(Let me point out that My Best Critic has subsequently pointed out in an off-the-record conversation that I did not mention in my prior post the issue which had led to the deposition being ordered over SNAP's objection, whether SNAP had evidence Well pointed out, old friend, and I should have. It wasn't directly on point with respect to my analysis, but did leave a hole as to the question--which I should have assessed--as to whether any of the deposition went to legitimate issues in the litigation.)

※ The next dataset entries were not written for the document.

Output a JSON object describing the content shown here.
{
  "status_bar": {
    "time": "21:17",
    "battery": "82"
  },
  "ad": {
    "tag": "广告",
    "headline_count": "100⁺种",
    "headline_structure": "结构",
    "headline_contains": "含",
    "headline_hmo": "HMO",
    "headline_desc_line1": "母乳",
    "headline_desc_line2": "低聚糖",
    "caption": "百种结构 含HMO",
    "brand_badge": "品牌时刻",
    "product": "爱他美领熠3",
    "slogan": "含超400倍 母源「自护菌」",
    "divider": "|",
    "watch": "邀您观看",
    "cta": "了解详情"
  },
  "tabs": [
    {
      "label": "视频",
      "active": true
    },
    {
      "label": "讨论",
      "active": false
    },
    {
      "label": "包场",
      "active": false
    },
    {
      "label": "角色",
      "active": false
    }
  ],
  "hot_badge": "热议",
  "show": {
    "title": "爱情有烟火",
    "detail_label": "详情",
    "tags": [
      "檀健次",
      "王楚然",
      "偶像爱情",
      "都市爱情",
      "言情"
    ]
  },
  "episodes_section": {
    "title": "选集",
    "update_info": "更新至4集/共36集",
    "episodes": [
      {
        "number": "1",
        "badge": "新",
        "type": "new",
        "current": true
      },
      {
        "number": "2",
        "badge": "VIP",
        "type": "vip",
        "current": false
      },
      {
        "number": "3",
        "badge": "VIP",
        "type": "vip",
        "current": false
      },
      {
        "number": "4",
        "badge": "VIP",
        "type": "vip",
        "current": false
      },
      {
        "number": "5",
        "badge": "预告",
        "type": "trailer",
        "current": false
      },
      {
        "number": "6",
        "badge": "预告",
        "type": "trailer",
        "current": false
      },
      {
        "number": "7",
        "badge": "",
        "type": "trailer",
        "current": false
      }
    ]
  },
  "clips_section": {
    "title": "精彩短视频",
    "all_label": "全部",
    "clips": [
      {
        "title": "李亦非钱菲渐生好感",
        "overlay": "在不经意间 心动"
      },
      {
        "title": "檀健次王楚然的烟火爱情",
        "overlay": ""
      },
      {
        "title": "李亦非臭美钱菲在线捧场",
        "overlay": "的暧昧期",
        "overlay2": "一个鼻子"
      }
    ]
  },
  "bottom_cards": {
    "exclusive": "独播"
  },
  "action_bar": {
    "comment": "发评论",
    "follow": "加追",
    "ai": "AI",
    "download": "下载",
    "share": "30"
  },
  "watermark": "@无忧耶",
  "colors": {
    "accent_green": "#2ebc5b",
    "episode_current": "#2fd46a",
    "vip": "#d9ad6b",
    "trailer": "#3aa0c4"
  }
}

So here's the problem, for me: On the one hand, I can see how, if SNAP has evidence that the plaintiff in this case, and the related other cases against Tierney, did not repress their memories, and therefore did not qualify for a toll of the statute of limitations, that would be germane. But at Clohessy's first deposition, as I have already pointed out, neither Tierney's nor the Diocese's counsel even asked about any communications SNAP, Clohessy or SNAP's President, Barbara Blaine had with the plaintiff; only Clohessy's counsel asked this question. As the Kansas City Star article suggests, defense counsel is arguing that “SNAP, through Mr. Clohessy, could be routinely advising plaintiff and others to claim repressed memory to evade the statute of limitations. Defendants are entitled to discovery on that issue.” (At the first deposition, Clohessy denied that it does, saying "we provide no instructions to anybody about repressed memory.") But, since SNAP isn't a party to this action, isn't that only true if it has so advised the plaintiff(s)? And since Clohessy wasn't even asked questions to elicit that information, how is the broader question, and old records concerning non-plaintiff complainants from within the Diocese to SNAP proper discovery?
The judge may just be trying to make sure that all legitimate evidence is gathered, but counsel for the defense seems to me to be using the coercive process of discovery to harass a non-party and to dissuade victims from seeking its assistance. The court is, it seems to me, obligated to protect SNAP and its clientele against that abuse of the process.